What you need to do: Take each line from the material below that includes the string "structured" and copy it.

Data extracts:
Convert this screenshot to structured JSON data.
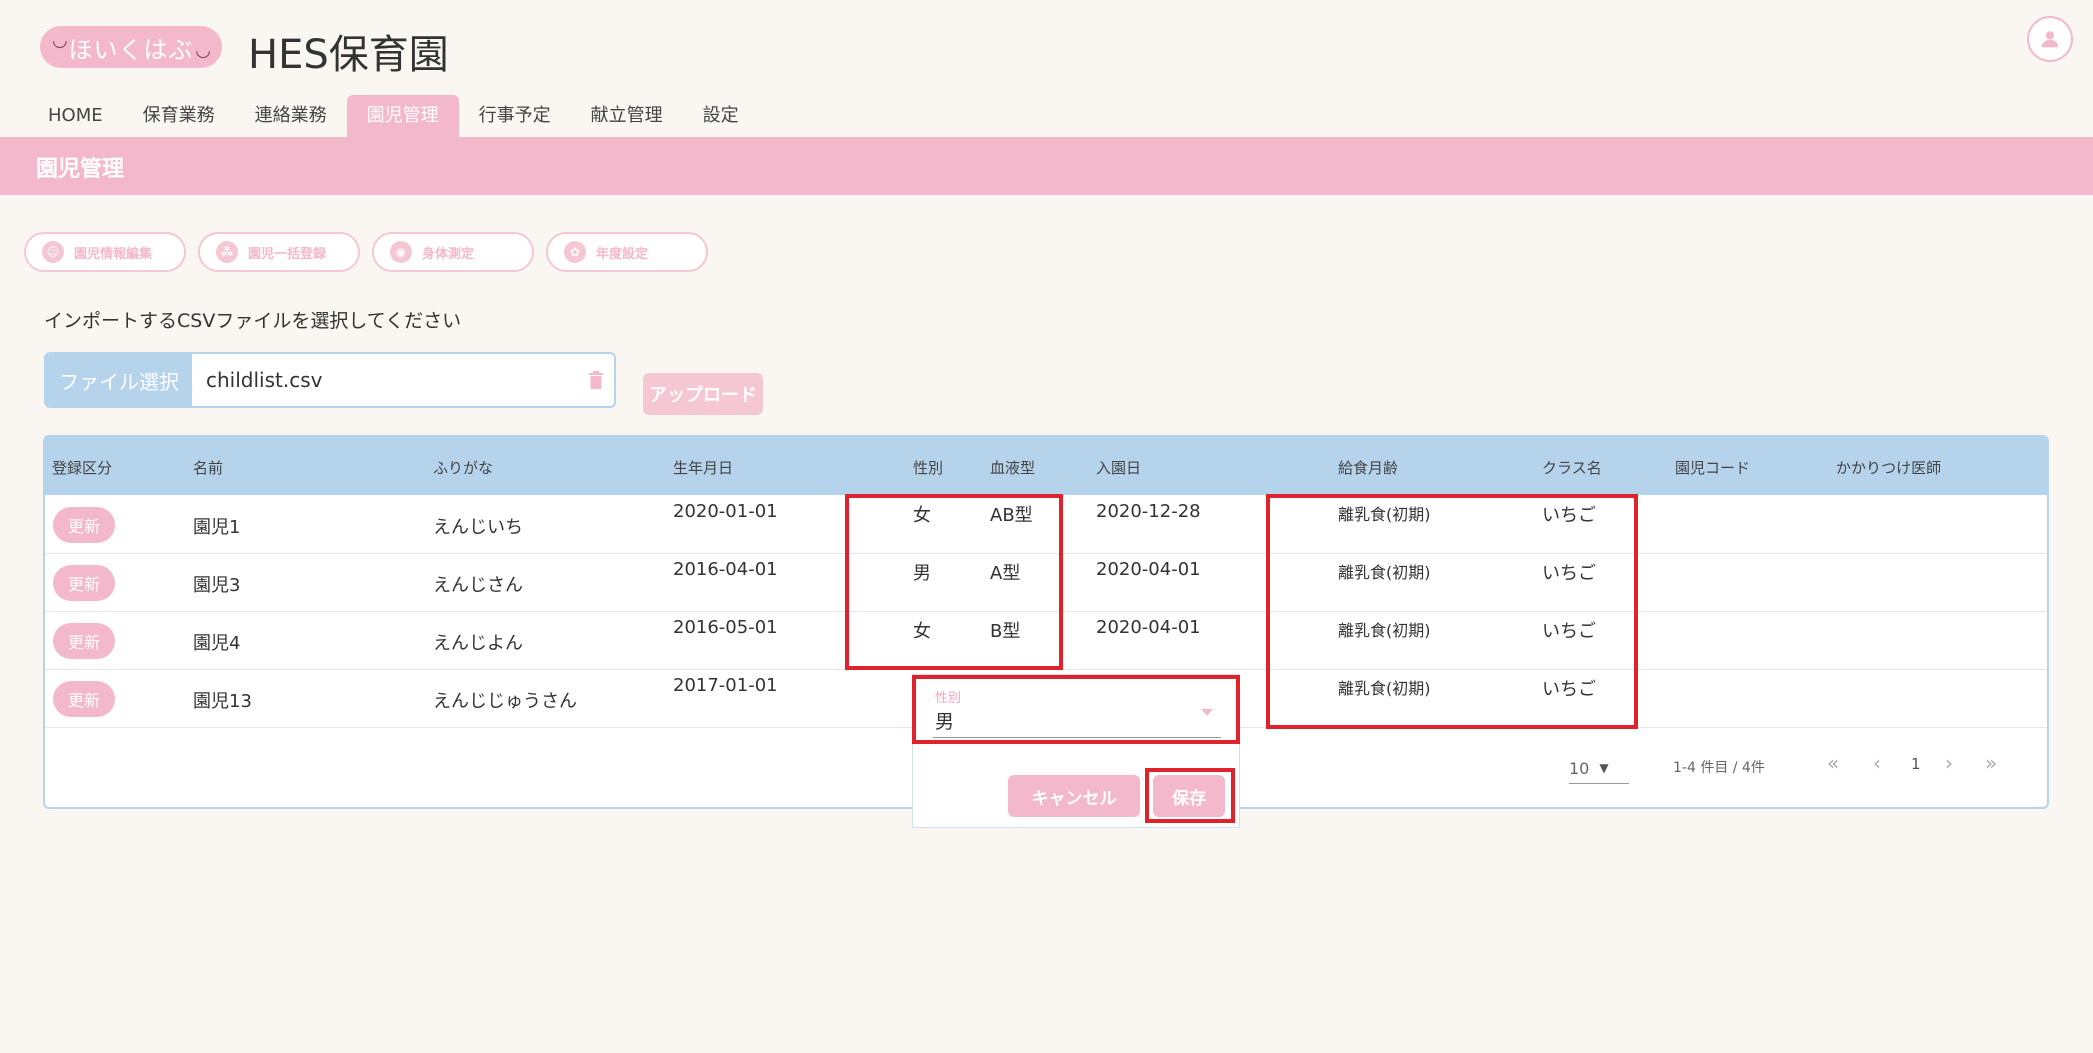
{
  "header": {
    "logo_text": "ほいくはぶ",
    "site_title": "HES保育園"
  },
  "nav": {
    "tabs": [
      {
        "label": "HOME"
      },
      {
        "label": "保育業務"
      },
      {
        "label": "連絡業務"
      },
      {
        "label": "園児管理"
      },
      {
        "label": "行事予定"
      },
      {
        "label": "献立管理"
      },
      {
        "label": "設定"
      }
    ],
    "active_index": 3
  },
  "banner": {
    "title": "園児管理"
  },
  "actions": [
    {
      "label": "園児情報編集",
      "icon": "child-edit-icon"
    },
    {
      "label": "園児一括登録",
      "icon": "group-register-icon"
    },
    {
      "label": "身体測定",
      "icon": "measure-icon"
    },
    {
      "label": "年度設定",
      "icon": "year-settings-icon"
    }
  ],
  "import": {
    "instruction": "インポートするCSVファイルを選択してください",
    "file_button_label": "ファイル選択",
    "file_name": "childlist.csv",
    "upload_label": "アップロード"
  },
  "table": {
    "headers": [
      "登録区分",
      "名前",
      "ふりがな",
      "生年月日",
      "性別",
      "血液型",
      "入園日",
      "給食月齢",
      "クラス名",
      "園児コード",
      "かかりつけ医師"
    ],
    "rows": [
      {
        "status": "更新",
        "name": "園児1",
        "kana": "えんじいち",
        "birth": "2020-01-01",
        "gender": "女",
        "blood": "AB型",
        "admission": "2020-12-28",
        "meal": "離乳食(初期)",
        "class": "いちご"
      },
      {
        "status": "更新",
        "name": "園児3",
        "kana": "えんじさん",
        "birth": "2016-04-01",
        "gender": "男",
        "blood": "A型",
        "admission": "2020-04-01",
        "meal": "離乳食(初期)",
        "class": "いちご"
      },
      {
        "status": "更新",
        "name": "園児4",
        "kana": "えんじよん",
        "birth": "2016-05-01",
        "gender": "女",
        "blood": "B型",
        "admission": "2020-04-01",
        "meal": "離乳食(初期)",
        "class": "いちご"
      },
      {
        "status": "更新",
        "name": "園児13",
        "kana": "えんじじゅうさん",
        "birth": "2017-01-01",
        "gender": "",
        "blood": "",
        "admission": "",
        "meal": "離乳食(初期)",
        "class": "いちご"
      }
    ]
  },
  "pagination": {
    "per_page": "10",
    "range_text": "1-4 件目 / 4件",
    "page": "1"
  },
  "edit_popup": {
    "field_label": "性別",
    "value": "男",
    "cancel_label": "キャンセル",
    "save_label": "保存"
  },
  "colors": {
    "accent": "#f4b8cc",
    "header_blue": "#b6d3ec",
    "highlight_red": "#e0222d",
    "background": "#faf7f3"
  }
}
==
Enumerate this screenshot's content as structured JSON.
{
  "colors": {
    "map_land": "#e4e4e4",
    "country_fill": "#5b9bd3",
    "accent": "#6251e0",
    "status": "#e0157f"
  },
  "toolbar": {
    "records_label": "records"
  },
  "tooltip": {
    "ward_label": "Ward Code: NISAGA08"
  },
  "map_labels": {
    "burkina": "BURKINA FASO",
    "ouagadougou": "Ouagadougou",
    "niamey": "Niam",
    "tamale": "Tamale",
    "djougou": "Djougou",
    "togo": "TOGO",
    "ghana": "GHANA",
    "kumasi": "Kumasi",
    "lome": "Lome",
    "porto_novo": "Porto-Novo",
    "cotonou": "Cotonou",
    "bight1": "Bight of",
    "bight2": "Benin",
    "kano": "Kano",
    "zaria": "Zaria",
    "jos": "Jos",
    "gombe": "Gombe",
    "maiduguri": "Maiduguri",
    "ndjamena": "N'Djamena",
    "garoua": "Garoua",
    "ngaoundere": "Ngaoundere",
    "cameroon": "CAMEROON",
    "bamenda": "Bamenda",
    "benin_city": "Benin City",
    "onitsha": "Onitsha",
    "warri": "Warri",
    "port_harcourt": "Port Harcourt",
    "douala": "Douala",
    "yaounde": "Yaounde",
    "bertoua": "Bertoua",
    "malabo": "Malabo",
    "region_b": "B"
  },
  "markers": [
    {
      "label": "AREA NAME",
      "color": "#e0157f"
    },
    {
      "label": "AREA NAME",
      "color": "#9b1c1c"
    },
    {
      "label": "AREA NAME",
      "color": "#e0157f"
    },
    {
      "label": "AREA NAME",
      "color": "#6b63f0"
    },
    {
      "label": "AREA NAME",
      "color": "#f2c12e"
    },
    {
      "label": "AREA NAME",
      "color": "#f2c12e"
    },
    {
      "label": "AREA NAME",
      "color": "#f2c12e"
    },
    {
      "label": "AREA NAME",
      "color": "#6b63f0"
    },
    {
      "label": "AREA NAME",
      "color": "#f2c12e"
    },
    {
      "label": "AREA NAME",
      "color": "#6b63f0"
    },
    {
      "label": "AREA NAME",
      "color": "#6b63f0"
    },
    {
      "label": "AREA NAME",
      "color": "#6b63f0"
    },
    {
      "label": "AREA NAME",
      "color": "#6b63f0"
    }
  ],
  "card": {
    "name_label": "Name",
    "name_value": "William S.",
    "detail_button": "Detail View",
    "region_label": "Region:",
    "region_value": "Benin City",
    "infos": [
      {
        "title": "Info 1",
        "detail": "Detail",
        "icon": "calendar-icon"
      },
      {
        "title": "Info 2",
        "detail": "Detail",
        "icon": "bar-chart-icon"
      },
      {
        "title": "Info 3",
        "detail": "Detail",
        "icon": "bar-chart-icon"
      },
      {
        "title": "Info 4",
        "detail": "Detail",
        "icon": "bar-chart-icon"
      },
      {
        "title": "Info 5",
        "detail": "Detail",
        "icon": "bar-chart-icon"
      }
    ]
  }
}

Expected answer:
Convert this screenshot to structured JSON data.
Enumerate this screenshot's content as structured JSON.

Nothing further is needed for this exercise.